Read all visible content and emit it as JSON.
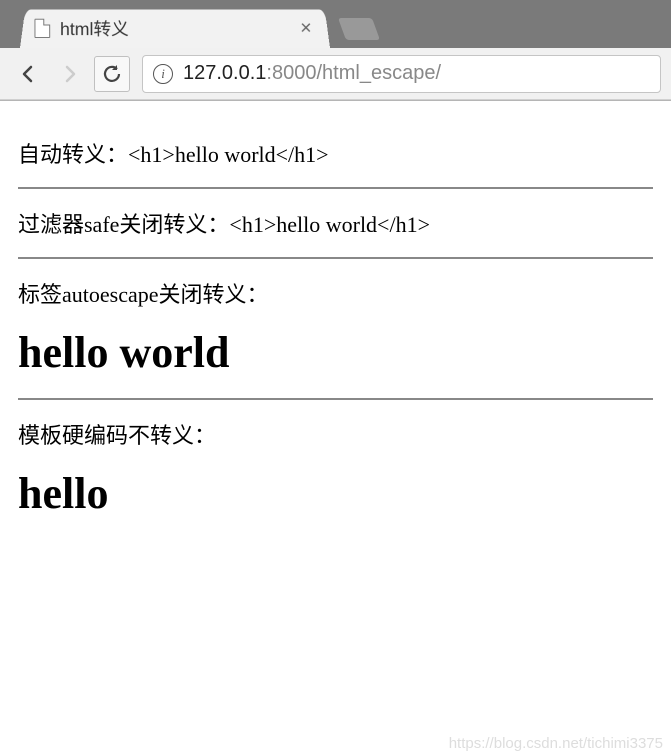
{
  "browser": {
    "tab_title": "html转义",
    "url_host": "127.0.0.1",
    "url_port": ":8000",
    "url_path": "/html_escape/"
  },
  "content": {
    "line1_label": "自动转义：",
    "line1_value": "<h1>hello world</h1>",
    "line2_label": "过滤器safe关闭转义：",
    "line2_value": "<h1>hello world</h1>",
    "line3_label": "标签autoescape关闭转义：",
    "line3_heading": "hello world",
    "line4_label": "模板硬编码不转义：",
    "line4_heading": "hello"
  },
  "watermark": "https://blog.csdn.net/tichimi3375"
}
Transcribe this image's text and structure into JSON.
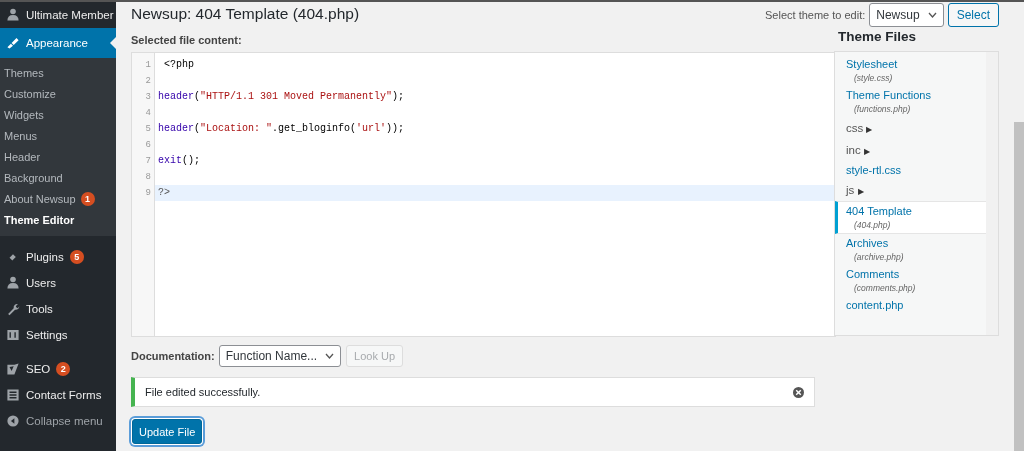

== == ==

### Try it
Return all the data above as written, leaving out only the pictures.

### Task response
Read all visible content and emit it as JSON.
{
  "browser": {
    "tab_title": "html转义",
    "url_host": "127.0.0.1",
    "url_port": ":8000",
    "url_path": "/html_escape/"
  },
  "content": {
    "line1_label": "自动转义：",
    "line1_value": "<h1>hello world</h1>",
    "line2_label": "过滤器safe关闭转义：",
    "line2_value": "<h1>hello world</h1>",
    "line3_label": "标签autoescape关闭转义：",
    "line3_heading": "hello world",
    "line4_label": "模板硬编码不转义：",
    "line4_heading": "hello"
  },
  "watermark": "https://blog.csdn.net/tichimi3375"
}
Transcribe this image's text and structure into JSON.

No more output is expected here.